Regular Expression
Rules on YOCTOL.AI come in forms such as NLU, keyword, and regular expression. Among these forms, regular expressions describe expressions that follows a certain rule. They are used to inspect, search, or replace texts that match the rule. Common abbreviations of regular expressions are Regexp, Regex or RE.


There are hundreds of ways to express the same meaning in any language. Also, there are different structures to achieve the similar meanings. These sentences can be expressed in certain forms of structures if we carefully examine and categorize them.
Take the following as an example: Large cup of coke, Medium cup of coke, Small cup of sprite and Medium cup of Fanta. We know that there are two basic features in these phrases: the size of the cup and the type of the drink.
If we put Large, Medium and Small into one group, and Coke, Sprite and Fanta to another, we then have an essential rule of thumb for this kind of sentences.
With regular expressions, we can narrow these three sentences down to a rule as below:
(large|medium|small) cup of (coke|sprite|fanta)

Common circumstances for regular expressions

Regular expressions are often used for emails, phone numbers, birthdays, or any sort of structural character combinations.
Phone number: ^(\+1)?d{10}$
Social Security Number: ^\d{3}-\d{2}-\d{4}$
Email (gmail for example): ^.*$
Birthday: ^\d{4}-\d{2}-\d{2}$

When to use regular expressions

When we build our chatbots, we sometimes hope that certain combinations of words in a customer’s message would normally lead them to a certain intent, which further triggers a response from the dialogue. These combinations may subtly display a certain kind of combination rule.
This is where regular expressions come in handy. When encountering situations like this, you should sort the customers’ messages and use regular expressions to categorize, exclude, or set limitations to the messages. We will demonstrate an actual use case later.

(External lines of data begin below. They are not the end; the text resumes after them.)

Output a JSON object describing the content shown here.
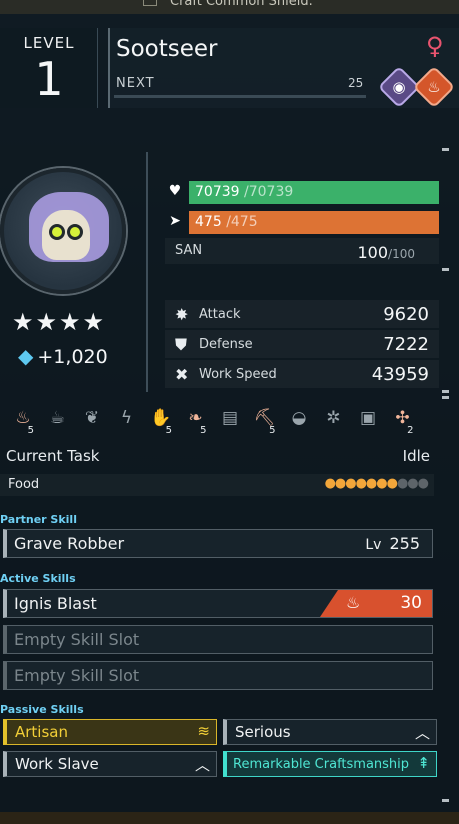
{
  "top_strip": {
    "text": "Craft Common Shield."
  },
  "level": {
    "label": "LEVEL",
    "value": "1"
  },
  "pal": {
    "name": "Sootseer",
    "gender_icon": "female-icon",
    "next_label": "NEXT",
    "next_value": "25",
    "elements": [
      "dark-element-icon",
      "fire-element-icon"
    ]
  },
  "stats": {
    "hp": {
      "current": "70739",
      "max": "/70739"
    },
    "sp": {
      "current": "475",
      "max": "/475"
    },
    "san": {
      "label": "SAN",
      "value": "100",
      "max": "/100"
    },
    "attack": {
      "label": "Attack",
      "value": "9620"
    },
    "defense": {
      "label": "Defense",
      "value": "7222"
    },
    "work_speed": {
      "label": "Work Speed",
      "value": "43959"
    }
  },
  "rank_stars": "★★★★",
  "souls": "+1,020",
  "work_suitability": [
    {
      "icon": "kindling-icon",
      "glyph": "♨",
      "level": "5",
      "on": true
    },
    {
      "icon": "watering-icon",
      "glyph": "☕",
      "level": "",
      "on": false
    },
    {
      "icon": "planting-icon",
      "glyph": "❦",
      "level": "",
      "on": false
    },
    {
      "icon": "electricity-icon",
      "glyph": "ϟ",
      "level": "",
      "on": false
    },
    {
      "icon": "handiwork-icon",
      "glyph": "✋",
      "level": "5",
      "on": true
    },
    {
      "icon": "gathering-icon",
      "glyph": "❧",
      "level": "5",
      "on": true
    },
    {
      "icon": "lumbering-icon",
      "glyph": "▤",
      "level": "",
      "on": false
    },
    {
      "icon": "mining-icon",
      "glyph": "⛏",
      "level": "5",
      "on": true
    },
    {
      "icon": "medicine-icon",
      "glyph": "◒",
      "level": "",
      "on": false
    },
    {
      "icon": "cooling-icon",
      "glyph": "✲",
      "level": "",
      "on": false
    },
    {
      "icon": "transporting-icon",
      "glyph": "▣",
      "level": "",
      "on": false
    },
    {
      "icon": "farming-icon",
      "glyph": "✣",
      "level": "2",
      "on": true
    }
  ],
  "current_task": {
    "label": "Current Task",
    "value": "Idle"
  },
  "food": {
    "label": "Food",
    "full_pips": "●●●●●●●",
    "empty_pips": "●●●"
  },
  "sections": {
    "partner": "Partner Skill",
    "active": "Active Skills",
    "passive": "Passive Skills"
  },
  "partner_skill": {
    "name": "Grave Robber",
    "lv_label": "Lv",
    "lv_value": "255"
  },
  "active_skills": [
    {
      "name": "Ignis Blast",
      "power": "30",
      "element_icon": "fire-element-icon"
    },
    {
      "name": "Empty Skill Slot"
    },
    {
      "name": "Empty Skill Slot"
    }
  ],
  "passive_skills": [
    {
      "name": "Artisan",
      "rank_icon": "rank-3-up-icon"
    },
    {
      "name": "Serious",
      "rank_icon": "rank-1-up-icon"
    },
    {
      "name": "Work Slave",
      "rank_icon": "rank-1-up-icon"
    },
    {
      "name": "Remarkable Craftsmanship",
      "rank_icon": "rank-4-up-icon"
    }
  ],
  "colors": {
    "hp_bar": "#3bb16a",
    "sp_bar": "#dd7334",
    "section_label": "#6fd0f4",
    "fire": "#d8512e",
    "gold_passive": "#e3c12b",
    "rainbow_passive": "#42e0cf"
  }
}
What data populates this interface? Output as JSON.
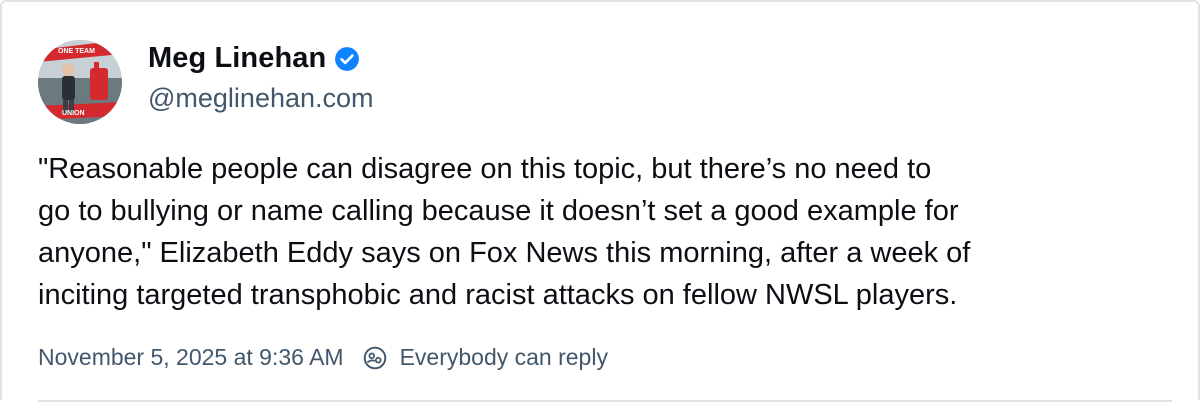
{
  "author": {
    "display_name": "Meg Linehan",
    "handle": "@meglinehan.com",
    "verified": true,
    "avatar_banner_text_top": "ONE TEAM",
    "avatar_banner_text_bottom": "UNION"
  },
  "post": {
    "text": "\"Reasonable people can disagree on this topic, but there’s no need to\ngo to bullying or name calling because it doesn’t set a good example for\nanyone,\" Elizabeth Eddy says on Fox News this morning, after a week of\ninciting targeted transphobic and racist attacks on fellow NWSL players."
  },
  "meta": {
    "timestamp": "November 5, 2025 at 9:36 AM",
    "reply_setting": "Everybody can reply"
  },
  "colors": {
    "verified_blue": "#1083fe",
    "muted_text": "#42576c",
    "divider": "#dfe3e8",
    "banner_red": "#d42a2f"
  },
  "icons": {
    "verified": "verified-badge-icon",
    "reply_setting": "everybody-reply-icon"
  }
}
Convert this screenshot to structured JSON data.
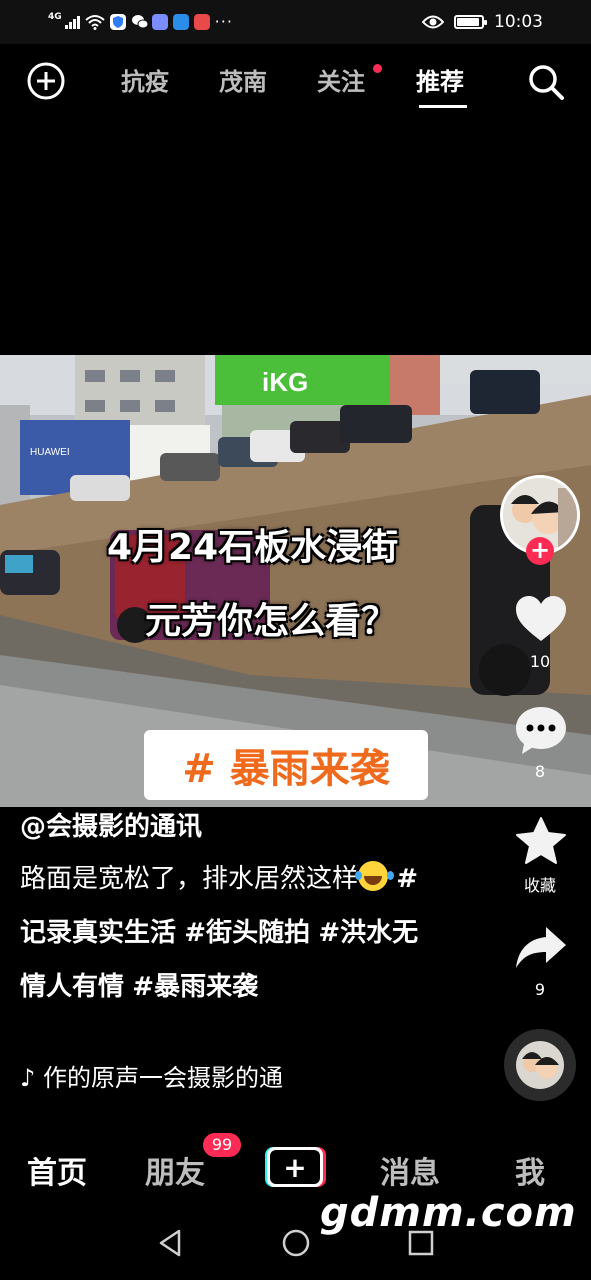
{
  "status_bar": {
    "network": "4G",
    "time": "10:03",
    "overflow": "···",
    "battery_level": 0.9,
    "icons": [
      "signal-icon",
      "wifi-icon",
      "shield-app-icon",
      "wechat-icon",
      "music-app-icon",
      "weather-app-icon",
      "news-app-icon",
      "eye-comfort-icon",
      "battery-icon"
    ]
  },
  "top_nav": {
    "tabs": [
      {
        "label": "抗疫",
        "active": false
      },
      {
        "label": "茂南",
        "active": false
      },
      {
        "label": "关注",
        "active": false,
        "has_dot": true
      },
      {
        "label": "推荐",
        "active": true
      }
    ],
    "left_icon": "add-circle-icon",
    "right_icon": "search-icon"
  },
  "video": {
    "caption_line1": "4月24石板水浸街",
    "caption_line2": "元芳你怎么看？",
    "hashtag_banner": "# 暴雨来袭",
    "storefront_sign": "iKG"
  },
  "right_rail": {
    "like_count": "10",
    "comment_count": "8",
    "favorite_label": "收藏",
    "share_count": "9",
    "follow_symbol": "+"
  },
  "post": {
    "author": "@会摄影的通讯",
    "desc_text": "路面是宽松了，排水居然这样",
    "hashtags": [
      "#记录真实生活",
      "#街头随拍",
      "#洪水无情人有情",
      "#暴雨来袭"
    ],
    "music": "作的原声一会摄影的通"
  },
  "bottom_nav": {
    "home": "首页",
    "friends": "朋友",
    "friends_badge": "99",
    "create": "+",
    "messages": "消息",
    "me": "我"
  },
  "watermark": "gdmm.com",
  "colors": {
    "accent_red": "#fe2c55",
    "hashtag_orange": "#f06a1d",
    "background": "#000000"
  }
}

Basic rule: These symbols limit the number of occurrence of the character before it. We will introduce a couple common symbols below. For more symbols, there are many cheat sheets available online.
Any character
a b c d
0 or more
Ø, a, aa, aaa
1 or more
a, aa, aaa, aaaa
0 or 1
Ø, a
^ start of a string: Regular Expression: /^hello/ Example: hello! -> Match "hey hello" -> No Match
$ end of a string: Regular Expression: /+eat$/ Example: I want to eat -> Match “I want to eat food” -> No Match
| or e.g., a|b >>> a or b
() defines the priority of a scope, e.g., (apple|banana) >>> apple, banana
[ ] any element within it, e.g., [abc] >>> any of a or b or c.
{ } number range, e.g., .{2} >>> ab, bc, cd, dw
\d any number, e.g., \d{3} >>> 123, 456, 789


Say for an online clothes shop, we want to train an intent that knows the different colors of the different types of clothes in stock.
As to colors and clothes types, there are many ways of expressing:
    Red jeans, blue shirt, yellow shorts, green jacket, yellow jacket, green shorts
Different colors and types may rearrange into many possibilities. Therefore, we can use a regular expression to capture all the possibilities.
Red, Blue, Yellow, Green
Jeans, Shirt, Shorts, Jacket
Regular expression:
(red|blue|yellow|green) (jeans|shirt|shorts|jacket)
However, users may add in words between or around these keywords, for example:
    Red pink shirt, green colored shorts…
In this case, the regular expression would be:
(red|blue|yellow|green) (.* )?(jeans|shirt|shorts|jacket)
To be more advanced, we would want to capture the description of intensity of the colors. That case, the regex would be:
(light|deep)(red|blue|yellow|green) (.* )?(jeans|shirt|shorts|jacket)
If you want to rule out sentences that ask for a certain style of something, the regex would be:
^I (need|want) the .* style$

Learning Resources

When designing regular expressions, along with knowing what the symbols mean, you also need to check if the expression you made actually captures what you want. The following websites can assist you:
    Regex testing:
    Regex testing:
Last modified 2yr ago